BEGIN
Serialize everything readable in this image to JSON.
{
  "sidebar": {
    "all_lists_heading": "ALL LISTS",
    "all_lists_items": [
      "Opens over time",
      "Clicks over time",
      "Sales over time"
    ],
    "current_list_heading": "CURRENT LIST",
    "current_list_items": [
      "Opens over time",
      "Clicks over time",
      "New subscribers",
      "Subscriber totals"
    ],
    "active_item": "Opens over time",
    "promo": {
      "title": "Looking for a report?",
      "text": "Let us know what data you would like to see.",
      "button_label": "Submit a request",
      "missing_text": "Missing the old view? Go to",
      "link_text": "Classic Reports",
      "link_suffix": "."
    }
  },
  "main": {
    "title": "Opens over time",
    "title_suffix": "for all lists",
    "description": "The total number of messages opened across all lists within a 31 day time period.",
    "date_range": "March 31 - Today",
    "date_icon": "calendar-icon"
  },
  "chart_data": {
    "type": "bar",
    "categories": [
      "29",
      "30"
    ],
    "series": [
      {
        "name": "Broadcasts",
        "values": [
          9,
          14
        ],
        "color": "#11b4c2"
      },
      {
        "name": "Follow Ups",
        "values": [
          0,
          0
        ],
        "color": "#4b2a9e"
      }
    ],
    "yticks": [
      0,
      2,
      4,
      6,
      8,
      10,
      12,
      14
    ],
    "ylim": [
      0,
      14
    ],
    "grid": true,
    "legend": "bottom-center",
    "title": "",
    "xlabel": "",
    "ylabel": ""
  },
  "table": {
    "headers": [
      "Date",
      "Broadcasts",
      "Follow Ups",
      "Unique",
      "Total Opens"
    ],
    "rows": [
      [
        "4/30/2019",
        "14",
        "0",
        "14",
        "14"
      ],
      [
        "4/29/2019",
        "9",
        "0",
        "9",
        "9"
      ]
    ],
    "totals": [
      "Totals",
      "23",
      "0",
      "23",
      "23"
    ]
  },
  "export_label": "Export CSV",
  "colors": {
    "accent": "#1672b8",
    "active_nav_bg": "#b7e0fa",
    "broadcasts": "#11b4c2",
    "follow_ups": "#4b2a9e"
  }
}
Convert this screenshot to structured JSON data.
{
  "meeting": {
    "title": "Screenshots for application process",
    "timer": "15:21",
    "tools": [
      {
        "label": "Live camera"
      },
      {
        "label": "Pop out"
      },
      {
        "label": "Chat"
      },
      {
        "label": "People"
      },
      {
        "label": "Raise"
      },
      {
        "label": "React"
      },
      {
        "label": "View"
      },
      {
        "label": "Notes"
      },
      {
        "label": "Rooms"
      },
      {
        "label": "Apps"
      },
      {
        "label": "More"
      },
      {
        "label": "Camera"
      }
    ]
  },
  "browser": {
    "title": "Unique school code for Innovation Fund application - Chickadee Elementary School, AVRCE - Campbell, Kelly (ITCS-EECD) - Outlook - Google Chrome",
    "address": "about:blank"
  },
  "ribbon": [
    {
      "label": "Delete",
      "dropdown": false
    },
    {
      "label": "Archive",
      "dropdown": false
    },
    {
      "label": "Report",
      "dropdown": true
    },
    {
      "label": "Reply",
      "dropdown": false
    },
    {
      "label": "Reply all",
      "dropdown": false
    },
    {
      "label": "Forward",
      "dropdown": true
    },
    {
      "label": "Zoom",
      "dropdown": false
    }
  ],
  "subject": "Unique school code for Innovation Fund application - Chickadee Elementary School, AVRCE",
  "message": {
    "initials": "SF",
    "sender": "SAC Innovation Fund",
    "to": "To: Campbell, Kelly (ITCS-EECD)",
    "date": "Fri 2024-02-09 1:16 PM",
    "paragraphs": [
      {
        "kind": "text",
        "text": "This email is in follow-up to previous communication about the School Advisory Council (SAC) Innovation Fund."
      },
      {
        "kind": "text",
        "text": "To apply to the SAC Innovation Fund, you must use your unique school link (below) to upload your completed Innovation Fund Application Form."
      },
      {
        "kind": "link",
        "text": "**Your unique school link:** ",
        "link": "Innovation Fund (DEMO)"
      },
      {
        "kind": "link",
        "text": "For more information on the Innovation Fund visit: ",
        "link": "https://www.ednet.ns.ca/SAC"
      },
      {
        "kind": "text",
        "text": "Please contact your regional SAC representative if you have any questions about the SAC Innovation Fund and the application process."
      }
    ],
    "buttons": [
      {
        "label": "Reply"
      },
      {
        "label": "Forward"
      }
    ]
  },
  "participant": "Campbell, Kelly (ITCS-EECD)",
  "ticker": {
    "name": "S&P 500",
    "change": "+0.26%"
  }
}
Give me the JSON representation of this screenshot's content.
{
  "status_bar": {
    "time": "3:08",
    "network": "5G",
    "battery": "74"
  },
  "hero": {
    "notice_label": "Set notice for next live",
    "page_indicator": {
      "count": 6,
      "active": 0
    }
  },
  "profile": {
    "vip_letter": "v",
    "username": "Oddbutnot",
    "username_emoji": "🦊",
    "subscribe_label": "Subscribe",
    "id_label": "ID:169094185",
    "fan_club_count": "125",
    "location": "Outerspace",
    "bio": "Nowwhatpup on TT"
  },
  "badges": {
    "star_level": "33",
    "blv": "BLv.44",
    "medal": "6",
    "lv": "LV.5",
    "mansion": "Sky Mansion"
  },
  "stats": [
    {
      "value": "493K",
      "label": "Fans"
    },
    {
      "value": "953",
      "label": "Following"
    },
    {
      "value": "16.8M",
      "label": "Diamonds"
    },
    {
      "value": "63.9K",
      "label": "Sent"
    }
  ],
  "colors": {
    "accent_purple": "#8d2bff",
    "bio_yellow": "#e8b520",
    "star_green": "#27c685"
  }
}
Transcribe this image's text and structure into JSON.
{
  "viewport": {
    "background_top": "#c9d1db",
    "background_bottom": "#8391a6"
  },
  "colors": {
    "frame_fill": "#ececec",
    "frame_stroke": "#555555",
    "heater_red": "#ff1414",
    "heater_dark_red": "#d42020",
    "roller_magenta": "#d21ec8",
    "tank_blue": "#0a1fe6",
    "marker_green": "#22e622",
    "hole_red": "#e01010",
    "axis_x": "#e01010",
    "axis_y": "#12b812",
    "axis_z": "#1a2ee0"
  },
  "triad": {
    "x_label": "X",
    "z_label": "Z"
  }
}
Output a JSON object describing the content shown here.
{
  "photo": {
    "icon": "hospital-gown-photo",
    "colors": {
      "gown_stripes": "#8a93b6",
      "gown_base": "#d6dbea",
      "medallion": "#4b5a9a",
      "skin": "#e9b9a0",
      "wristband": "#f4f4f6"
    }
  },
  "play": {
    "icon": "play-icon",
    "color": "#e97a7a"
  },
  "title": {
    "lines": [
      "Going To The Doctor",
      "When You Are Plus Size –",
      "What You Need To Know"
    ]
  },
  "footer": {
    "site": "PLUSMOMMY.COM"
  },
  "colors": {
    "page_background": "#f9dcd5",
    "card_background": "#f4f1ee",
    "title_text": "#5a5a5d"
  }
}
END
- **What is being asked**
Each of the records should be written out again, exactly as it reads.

- **The completed task**
Serialize everything readable in this image to JSON.
{
  "sidebar": {
    "all_lists_heading": "ALL LISTS",
    "all_lists_items": [
      "Opens over time",
      "Clicks over time",
      "Sales over time"
    ],
    "current_list_heading": "CURRENT LIST",
    "current_list_items": [
      "Opens over time",
      "Clicks over time",
      "New subscribers",
      "Subscriber totals"
    ],
    "active_item": "Opens over time",
    "promo": {
      "title": "Looking for a report?",
      "text": "Let us know what data you would like to see.",
      "button_label": "Submit a request",
      "missing_text": "Missing the old view? Go to",
      "link_text": "Classic Reports",
      "link_suffix": "."
    }
  },
  "main": {
    "title": "Opens over time",
    "title_suffix": "for all lists",
    "description": "The total number of messages opened across all lists within a 31 day time period.",
    "date_range": "March 31 - Today",
    "date_icon": "calendar-icon"
  },
  "chart_data": {
    "type": "bar",
    "categories": [
      "29",
      "30"
    ],
    "series": [
      {
        "name": "Broadcasts",
        "values": [
          9,
          14
        ],
        "color": "#11b4c2"
      },
      {
        "name": "Follow Ups",
        "values": [
          0,
          0
        ],
        "color": "#4b2a9e"
      }
    ],
    "yticks": [
      0,
      2,
      4,
      6,
      8,
      10,
      12,
      14
    ],
    "ylim": [
      0,
      14
    ],
    "grid": true,
    "legend": "bottom-center",
    "title": "",
    "xlabel": "",
    "ylabel": ""
  },
  "table": {
    "headers": [
      "Date",
      "Broadcasts",
      "Follow Ups",
      "Unique",
      "Total Opens"
    ],
    "rows": [
      [
        "4/30/2019",
        "14",
        "0",
        "14",
        "14"
      ],
      [
        "4/29/2019",
        "9",
        "0",
        "9",
        "9"
      ]
    ],
    "totals": [
      "Totals",
      "23",
      "0",
      "23",
      "23"
    ]
  },
  "export_label": "Export CSV",
  "colors": {
    "accent": "#1672b8",
    "active_nav_bg": "#b7e0fa",
    "broadcasts": "#11b4c2",
    "follow_ups": "#4b2a9e"
  }
}
Convert this screenshot to structured JSON data.
{
  "meeting": {
    "title": "Screenshots for application process",
    "timer": "15:21",
    "tools": [
      {
        "label": "Live camera"
      },
      {
        "label": "Pop out"
      },
      {
        "label": "Chat"
      },
      {
        "label": "People"
      },
      {
        "label": "Raise"
      },
      {
        "label": "React"
      },
      {
        "label": "View"
      },
      {
        "label": "Notes"
      },
      {
        "label": "Rooms"
      },
      {
        "label": "Apps"
      },
      {
        "label": "More"
      },
      {
        "label": "Camera"
      }
    ]
  },
  "browser": {
    "title": "Unique school code for Innovation Fund application - Chickadee Elementary School, AVRCE - Campbell, Kelly (ITCS-EECD) - Outlook - Google Chrome",
    "address": "about:blank"
  },
  "ribbon": [
    {
      "label": "Delete",
      "dropdown": false
    },
    {
      "label": "Archive",
      "dropdown": false
    },
    {
      "label": "Report",
      "dropdown": true
    },
    {
      "label": "Reply",
      "dropdown": false
    },
    {
      "label": "Reply all",
      "dropdown": false
    },
    {
      "label": "Forward",
      "dropdown": true
    },
    {
      "label": "Zoom",
      "dropdown": false
    }
  ],
  "subject": "Unique school code for Innovation Fund application - Chickadee Elementary School, AVRCE",
  "message": {
    "initials": "SF",
    "sender": "SAC Innovation Fund",
    "to": "To: Campbell, Kelly (ITCS-EECD)",
    "date": "Fri 2024-02-09 1:16 PM",
    "paragraphs": [
      {
        "kind": "text",
        "text": "This email is in follow-up to previous communication about the School Advisory Council (SAC) Innovation Fund."
      },
      {
        "kind": "text",
        "text": "To apply to the SAC Innovation Fund, you must use your unique school link (below) to upload your completed Innovation Fund Application Form."
      },
      {
        "kind": "link",
        "text": "**Your unique school link:** ",
        "link": "Innovation Fund (DEMO)"
      },
      {
        "kind": "link",
        "text": "For more information on the Innovation Fund visit: ",
        "link": "https://www.ednet.ns.ca/SAC"
      },
      {
        "kind": "text",
        "text": "Please contact your regional SAC representative if you have any questions about the SAC Innovation Fund and the application process."
      }
    ],
    "buttons": [
      {
        "label": "Reply"
      },
      {
        "label": "Forward"
      }
    ]
  },
  "participant": "Campbell, Kelly (ITCS-EECD)",
  "ticker": {
    "name": "S&P 500",
    "change": "+0.26%"
  }
}
Give me the JSON representation of this screenshot's content.
{
  "status_bar": {
    "time": "3:08",
    "network": "5G",
    "battery": "74"
  },
  "hero": {
    "notice_label": "Set notice for next live",
    "page_indicator": {
      "count": 6,
      "active": 0
    }
  },
  "profile": {
    "vip_letter": "v",
    "username": "Oddbutnot",
    "username_emoji": "🦊",
    "subscribe_label": "Subscribe",
    "id_label": "ID:169094185",
    "fan_club_count": "125",
    "location": "Outerspace",
    "bio": "Nowwhatpup on TT"
  },
  "badges": {
    "star_level": "33",
    "blv": "BLv.44",
    "medal": "6",
    "lv": "LV.5",
    "mansion": "Sky Mansion"
  },
  "stats": [
    {
      "value": "493K",
      "label": "Fans"
    },
    {
      "value": "953",
      "label": "Following"
    },
    {
      "value": "16.8M",
      "label": "Diamonds"
    },
    {
      "value": "63.9K",
      "label": "Sent"
    }
  ],
  "colors": {
    "accent_purple": "#8d2bff",
    "bio_yellow": "#e8b520",
    "star_green": "#27c685"
  }
}
Transcribe this image's text and structure into JSON.
{
  "viewport": {
    "background_top": "#c9d1db",
    "background_bottom": "#8391a6"
  },
  "colors": {
    "frame_fill": "#ececec",
    "frame_stroke": "#555555",
    "heater_red": "#ff1414",
    "heater_dark_red": "#d42020",
    "roller_magenta": "#d21ec8",
    "tank_blue": "#0a1fe6",
    "marker_green": "#22e622",
    "hole_red": "#e01010",
    "axis_x": "#e01010",
    "axis_y": "#12b812",
    "axis_z": "#1a2ee0"
  },
  "triad": {
    "x_label": "X",
    "z_label": "Z"
  }
}
Output a JSON object describing the content shown here.
{
  "photo": {
    "icon": "hospital-gown-photo",
    "colors": {
      "gown_stripes": "#8a93b6",
      "gown_base": "#d6dbea",
      "medallion": "#4b5a9a",
      "skin": "#e9b9a0",
      "wristband": "#f4f4f6"
    }
  },
  "play": {
    "icon": "play-icon",
    "color": "#e97a7a"
  },
  "title": {
    "lines": [
      "Going To The Doctor",
      "When You Are Plus Size –",
      "What You Need To Know"
    ]
  },
  "footer": {
    "site": "PLUSMOMMY.COM"
  },
  "colors": {
    "page_background": "#f9dcd5",
    "card_background": "#f4f1ee",
    "title_text": "#5a5a5d"
  }
}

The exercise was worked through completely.